■ DIRECTIONS
Go through the entries below and copy every line that holds the word "JSON".

■ MATERIAL FOR THE TASK
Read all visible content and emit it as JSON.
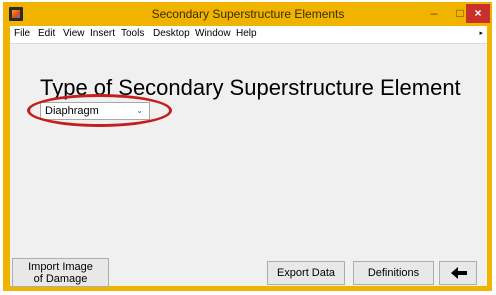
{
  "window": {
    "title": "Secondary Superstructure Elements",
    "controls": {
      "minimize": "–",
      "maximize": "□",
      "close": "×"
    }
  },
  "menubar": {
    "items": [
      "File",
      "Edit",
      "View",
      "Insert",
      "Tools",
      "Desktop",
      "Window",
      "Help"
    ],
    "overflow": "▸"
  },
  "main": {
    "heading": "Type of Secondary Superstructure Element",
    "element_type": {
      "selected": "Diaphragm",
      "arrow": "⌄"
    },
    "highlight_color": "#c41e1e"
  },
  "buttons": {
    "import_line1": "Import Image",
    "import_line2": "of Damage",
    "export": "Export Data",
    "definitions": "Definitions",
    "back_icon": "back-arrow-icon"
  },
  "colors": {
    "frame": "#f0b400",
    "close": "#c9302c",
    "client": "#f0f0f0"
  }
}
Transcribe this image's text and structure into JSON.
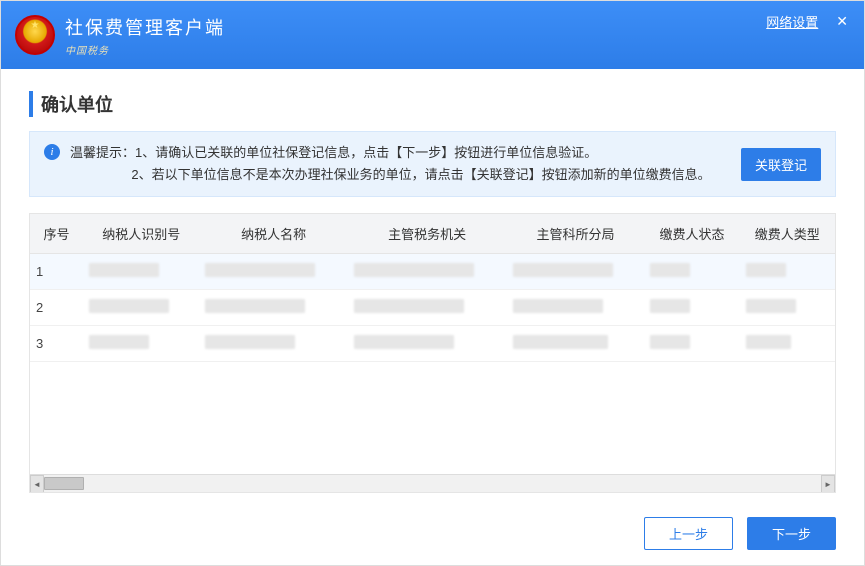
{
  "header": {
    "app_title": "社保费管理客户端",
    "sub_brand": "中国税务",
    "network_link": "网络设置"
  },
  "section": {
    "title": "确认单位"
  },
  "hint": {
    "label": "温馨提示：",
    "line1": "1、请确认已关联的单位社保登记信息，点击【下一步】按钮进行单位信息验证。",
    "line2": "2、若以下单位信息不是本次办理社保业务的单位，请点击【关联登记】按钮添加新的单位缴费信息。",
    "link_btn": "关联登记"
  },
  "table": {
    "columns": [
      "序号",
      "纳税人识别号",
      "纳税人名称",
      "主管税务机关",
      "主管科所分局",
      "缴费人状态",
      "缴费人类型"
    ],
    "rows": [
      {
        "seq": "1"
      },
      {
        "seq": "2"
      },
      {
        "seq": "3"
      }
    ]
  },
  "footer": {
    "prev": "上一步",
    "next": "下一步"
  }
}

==

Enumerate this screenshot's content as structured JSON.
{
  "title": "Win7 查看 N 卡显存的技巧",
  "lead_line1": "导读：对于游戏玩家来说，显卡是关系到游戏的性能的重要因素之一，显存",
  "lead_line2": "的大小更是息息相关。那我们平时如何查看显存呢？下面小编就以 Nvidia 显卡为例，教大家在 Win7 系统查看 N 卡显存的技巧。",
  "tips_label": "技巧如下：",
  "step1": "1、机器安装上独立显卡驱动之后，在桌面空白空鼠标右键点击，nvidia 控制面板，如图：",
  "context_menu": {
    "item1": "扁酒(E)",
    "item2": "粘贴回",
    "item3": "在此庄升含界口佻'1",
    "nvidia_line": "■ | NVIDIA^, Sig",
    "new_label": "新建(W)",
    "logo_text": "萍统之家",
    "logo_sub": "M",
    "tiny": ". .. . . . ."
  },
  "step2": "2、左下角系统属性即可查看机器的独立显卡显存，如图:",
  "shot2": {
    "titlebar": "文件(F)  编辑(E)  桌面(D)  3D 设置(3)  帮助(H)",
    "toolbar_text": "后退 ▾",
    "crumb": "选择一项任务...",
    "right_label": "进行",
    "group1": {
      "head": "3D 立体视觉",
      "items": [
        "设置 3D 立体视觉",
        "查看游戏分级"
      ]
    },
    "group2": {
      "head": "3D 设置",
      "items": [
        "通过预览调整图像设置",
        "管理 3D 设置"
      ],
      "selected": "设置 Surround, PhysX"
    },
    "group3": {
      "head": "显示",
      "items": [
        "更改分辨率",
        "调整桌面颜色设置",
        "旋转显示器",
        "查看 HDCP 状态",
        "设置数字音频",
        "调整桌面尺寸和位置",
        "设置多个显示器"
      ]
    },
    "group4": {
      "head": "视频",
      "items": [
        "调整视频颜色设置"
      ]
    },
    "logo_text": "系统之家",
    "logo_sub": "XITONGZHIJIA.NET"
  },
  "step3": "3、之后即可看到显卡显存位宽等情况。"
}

■ COMPLETED EXERCISE
Read all visible content and emit it as JSON.
Transcribe this image's text and structure into JSON.
Enumerate this screenshot's content as structured JSON.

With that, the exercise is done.